_Given records_:
- Opening Delimiter -
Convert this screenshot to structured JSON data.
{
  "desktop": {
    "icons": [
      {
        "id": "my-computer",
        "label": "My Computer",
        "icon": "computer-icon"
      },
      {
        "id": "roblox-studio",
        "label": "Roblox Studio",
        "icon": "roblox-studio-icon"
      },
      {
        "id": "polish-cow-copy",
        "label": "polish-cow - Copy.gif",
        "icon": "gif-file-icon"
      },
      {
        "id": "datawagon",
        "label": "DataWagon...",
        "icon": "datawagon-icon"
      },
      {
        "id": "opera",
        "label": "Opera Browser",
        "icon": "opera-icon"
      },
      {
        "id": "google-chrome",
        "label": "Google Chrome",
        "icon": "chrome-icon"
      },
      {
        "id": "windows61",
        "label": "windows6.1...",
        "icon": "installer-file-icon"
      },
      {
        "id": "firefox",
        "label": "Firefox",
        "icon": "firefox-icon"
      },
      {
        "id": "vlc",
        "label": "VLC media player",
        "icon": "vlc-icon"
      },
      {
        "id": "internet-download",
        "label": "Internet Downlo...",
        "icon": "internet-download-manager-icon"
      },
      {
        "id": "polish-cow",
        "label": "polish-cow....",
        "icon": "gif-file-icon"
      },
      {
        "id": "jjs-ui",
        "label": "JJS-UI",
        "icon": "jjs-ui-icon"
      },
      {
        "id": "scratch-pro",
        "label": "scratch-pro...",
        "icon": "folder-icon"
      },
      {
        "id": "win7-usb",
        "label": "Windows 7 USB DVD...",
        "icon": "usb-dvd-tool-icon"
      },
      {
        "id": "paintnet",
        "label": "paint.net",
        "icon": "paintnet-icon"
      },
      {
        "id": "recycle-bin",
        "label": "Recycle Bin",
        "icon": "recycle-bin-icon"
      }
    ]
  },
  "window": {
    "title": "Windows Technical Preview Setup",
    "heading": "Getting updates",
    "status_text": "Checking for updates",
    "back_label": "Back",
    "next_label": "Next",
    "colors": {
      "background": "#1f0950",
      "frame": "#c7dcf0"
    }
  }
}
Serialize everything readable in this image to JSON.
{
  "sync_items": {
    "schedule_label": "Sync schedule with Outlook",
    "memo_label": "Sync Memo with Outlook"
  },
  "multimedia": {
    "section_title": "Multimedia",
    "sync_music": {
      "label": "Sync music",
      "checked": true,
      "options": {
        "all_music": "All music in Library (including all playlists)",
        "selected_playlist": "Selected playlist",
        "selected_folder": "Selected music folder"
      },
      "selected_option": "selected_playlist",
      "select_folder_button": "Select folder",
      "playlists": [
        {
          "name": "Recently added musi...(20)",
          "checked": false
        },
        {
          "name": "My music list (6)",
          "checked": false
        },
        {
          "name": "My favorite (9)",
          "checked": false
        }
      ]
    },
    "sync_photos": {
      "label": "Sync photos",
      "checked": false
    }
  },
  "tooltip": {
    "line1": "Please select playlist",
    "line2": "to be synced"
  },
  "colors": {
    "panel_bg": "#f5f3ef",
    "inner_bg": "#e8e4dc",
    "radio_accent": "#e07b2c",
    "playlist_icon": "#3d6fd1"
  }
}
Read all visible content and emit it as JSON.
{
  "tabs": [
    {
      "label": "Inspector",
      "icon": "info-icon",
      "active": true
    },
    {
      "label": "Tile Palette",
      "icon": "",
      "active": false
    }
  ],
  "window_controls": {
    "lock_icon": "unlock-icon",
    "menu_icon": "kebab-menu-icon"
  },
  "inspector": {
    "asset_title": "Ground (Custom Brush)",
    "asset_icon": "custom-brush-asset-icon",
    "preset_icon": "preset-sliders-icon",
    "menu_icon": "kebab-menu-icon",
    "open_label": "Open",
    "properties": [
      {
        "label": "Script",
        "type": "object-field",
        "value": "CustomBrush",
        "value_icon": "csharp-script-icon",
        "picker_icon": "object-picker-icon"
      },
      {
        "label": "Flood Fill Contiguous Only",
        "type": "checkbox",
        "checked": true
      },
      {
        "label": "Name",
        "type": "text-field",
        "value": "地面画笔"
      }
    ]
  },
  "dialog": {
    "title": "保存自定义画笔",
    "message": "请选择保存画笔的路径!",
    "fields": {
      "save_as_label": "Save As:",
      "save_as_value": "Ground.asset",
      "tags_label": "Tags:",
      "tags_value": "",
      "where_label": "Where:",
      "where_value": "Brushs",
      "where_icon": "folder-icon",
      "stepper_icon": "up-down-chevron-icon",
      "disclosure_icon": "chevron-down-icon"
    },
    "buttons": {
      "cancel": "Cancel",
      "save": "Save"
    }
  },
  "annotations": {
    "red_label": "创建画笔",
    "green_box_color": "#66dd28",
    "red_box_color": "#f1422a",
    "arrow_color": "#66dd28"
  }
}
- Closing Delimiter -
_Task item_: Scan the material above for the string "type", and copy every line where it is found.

_Answer to the problem_:
        "type": "object-field",
        "type": "checkbox",
        "type": "text-field",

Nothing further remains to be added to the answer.